EXERCISE GOAL
Using the records that follow, copy every line containing the word "value".

(Excerpts from a dataset)
--------------------

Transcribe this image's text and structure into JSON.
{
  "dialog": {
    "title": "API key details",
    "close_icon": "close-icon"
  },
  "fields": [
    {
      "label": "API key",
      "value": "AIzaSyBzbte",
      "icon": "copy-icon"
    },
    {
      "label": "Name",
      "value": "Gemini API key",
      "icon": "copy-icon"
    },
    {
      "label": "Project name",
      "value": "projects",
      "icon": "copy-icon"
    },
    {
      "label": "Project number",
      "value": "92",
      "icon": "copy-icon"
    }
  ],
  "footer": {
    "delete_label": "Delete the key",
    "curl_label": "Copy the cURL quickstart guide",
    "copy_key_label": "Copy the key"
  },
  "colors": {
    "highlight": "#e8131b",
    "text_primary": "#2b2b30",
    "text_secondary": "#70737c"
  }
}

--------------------

OUTPUT FOR THIS TASK
      "value": "AIzaSyBzbte",
      "value": "Gemini API key",
      "value": "projects",
      "value": "92",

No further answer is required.